WHAT IS BEING ASKED: Nothing should change. Output the data exactly.

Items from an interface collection
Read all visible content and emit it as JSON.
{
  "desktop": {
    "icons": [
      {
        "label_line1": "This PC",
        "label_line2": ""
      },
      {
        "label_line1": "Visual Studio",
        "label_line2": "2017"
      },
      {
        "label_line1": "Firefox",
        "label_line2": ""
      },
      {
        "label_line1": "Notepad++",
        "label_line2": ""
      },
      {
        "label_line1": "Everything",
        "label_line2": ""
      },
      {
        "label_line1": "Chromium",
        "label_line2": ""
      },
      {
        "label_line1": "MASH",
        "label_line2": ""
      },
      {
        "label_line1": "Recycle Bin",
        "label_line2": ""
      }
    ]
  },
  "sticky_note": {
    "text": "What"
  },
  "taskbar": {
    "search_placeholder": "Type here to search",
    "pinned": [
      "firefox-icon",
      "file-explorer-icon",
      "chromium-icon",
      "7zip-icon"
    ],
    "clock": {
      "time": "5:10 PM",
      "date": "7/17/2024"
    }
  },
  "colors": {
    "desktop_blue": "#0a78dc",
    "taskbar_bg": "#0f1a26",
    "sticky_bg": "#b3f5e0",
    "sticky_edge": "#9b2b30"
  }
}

ANSWER SPACE:
Read all visible content and emit it as JSON.
{
  "desktop": {
    "icons": [
      {
        "label_line1": "This PC",
        "label_line2": ""
      },
      {
        "label_line1": "Visual Studio",
        "label_line2": "2017"
      },
      {
        "label_line1": "Firefox",
        "label_line2": ""
      },
      {
        "label_line1": "Notepad++",
        "label_line2": ""
      },
      {
        "label_line1": "Everything",
        "label_line2": ""
      },
      {
        "label_line1": "Chromium",
        "label_line2": ""
      },
      {
        "label_line1": "MASH",
        "label_line2": ""
      },
      {
        "label_line1": "Recycle Bin",
        "label_line2": ""
      }
    ]
  },
  "sticky_note": {
    "text": "What"
  },
  "taskbar": {
    "search_placeholder": "Type here to search",
    "pinned": [
      "firefox-icon",
      "file-explorer-icon",
      "chromium-icon",
      "7zip-icon"
    ],
    "clock": {
      "time": "5:10 PM",
      "date": "7/17/2024"
    }
  },
  "colors": {
    "desktop_blue": "#0a78dc",
    "taskbar_bg": "#0f1a26",
    "sticky_bg": "#b3f5e0",
    "sticky_edge": "#9b2b30"
  }
}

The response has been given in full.